■ **Given records**:
-- Opening Marker --

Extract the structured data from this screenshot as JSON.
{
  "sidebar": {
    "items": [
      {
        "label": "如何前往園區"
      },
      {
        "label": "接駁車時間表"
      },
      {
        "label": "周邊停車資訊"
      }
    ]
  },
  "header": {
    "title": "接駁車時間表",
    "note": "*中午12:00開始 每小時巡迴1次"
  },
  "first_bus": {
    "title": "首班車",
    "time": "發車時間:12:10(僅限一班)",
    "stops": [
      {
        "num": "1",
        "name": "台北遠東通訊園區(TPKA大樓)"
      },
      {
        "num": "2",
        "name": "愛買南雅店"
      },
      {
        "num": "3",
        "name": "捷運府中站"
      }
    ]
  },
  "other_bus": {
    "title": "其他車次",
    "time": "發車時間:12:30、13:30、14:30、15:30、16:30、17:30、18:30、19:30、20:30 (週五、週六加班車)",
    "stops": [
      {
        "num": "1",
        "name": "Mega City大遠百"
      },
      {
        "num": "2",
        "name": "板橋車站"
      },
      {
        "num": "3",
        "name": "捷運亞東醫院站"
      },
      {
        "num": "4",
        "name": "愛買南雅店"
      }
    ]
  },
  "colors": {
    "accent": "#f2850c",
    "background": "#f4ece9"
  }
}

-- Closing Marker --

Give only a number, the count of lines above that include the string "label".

3